(Component data from apps and pages)

*-*-*

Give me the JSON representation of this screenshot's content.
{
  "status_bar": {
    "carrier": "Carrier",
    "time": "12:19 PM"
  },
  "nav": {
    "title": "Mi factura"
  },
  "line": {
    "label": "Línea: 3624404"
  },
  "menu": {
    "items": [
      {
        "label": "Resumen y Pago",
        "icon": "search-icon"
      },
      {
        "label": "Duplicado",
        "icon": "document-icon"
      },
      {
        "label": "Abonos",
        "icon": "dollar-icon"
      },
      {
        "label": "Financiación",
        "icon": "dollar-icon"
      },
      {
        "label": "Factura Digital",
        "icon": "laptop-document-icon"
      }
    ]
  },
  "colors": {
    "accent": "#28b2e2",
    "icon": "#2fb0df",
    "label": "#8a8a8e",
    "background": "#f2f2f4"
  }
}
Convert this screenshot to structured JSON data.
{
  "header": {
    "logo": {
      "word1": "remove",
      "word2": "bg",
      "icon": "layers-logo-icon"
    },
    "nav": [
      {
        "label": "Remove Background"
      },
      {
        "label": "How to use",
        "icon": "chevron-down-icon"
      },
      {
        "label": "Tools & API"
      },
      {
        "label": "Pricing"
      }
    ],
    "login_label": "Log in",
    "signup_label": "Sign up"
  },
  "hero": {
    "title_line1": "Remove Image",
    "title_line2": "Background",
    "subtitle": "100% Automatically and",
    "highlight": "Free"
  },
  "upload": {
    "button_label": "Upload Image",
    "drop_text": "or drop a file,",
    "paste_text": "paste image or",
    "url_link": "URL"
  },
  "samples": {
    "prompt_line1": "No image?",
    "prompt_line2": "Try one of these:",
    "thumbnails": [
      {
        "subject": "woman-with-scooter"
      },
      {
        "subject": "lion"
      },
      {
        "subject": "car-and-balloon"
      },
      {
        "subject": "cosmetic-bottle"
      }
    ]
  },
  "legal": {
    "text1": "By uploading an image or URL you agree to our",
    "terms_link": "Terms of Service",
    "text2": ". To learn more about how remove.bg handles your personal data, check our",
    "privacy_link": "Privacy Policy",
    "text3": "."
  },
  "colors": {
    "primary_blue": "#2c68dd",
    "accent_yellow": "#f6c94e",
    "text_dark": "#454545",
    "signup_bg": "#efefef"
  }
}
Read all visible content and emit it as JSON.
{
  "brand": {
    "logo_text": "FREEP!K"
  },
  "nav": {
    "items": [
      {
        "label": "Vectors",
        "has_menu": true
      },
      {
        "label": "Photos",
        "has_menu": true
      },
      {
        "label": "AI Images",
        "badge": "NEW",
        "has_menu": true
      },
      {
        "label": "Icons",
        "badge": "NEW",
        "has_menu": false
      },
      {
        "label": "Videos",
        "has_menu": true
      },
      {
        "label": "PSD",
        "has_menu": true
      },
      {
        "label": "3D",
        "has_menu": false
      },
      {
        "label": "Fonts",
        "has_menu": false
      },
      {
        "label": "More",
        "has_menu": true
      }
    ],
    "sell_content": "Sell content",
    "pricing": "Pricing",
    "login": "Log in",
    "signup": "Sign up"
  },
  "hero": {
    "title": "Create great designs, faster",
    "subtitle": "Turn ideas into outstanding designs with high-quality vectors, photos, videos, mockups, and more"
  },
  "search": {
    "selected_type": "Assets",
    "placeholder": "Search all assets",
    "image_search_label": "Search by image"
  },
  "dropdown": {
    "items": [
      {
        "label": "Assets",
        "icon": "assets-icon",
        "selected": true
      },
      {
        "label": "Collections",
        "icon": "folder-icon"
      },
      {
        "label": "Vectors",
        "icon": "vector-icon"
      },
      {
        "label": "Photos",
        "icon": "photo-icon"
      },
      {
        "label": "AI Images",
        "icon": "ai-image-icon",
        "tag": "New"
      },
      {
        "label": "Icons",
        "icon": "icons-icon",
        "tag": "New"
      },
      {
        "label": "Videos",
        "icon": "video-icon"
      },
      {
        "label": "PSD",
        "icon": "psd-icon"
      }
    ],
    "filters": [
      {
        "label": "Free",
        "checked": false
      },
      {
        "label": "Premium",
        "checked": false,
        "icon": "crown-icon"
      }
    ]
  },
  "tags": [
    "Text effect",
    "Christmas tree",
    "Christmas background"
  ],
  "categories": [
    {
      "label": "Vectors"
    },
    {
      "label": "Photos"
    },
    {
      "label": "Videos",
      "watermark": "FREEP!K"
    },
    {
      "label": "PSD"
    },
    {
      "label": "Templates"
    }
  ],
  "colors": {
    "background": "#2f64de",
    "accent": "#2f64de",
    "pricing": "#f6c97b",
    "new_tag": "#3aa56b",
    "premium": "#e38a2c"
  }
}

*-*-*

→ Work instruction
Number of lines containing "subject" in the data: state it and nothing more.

→ The completed task
4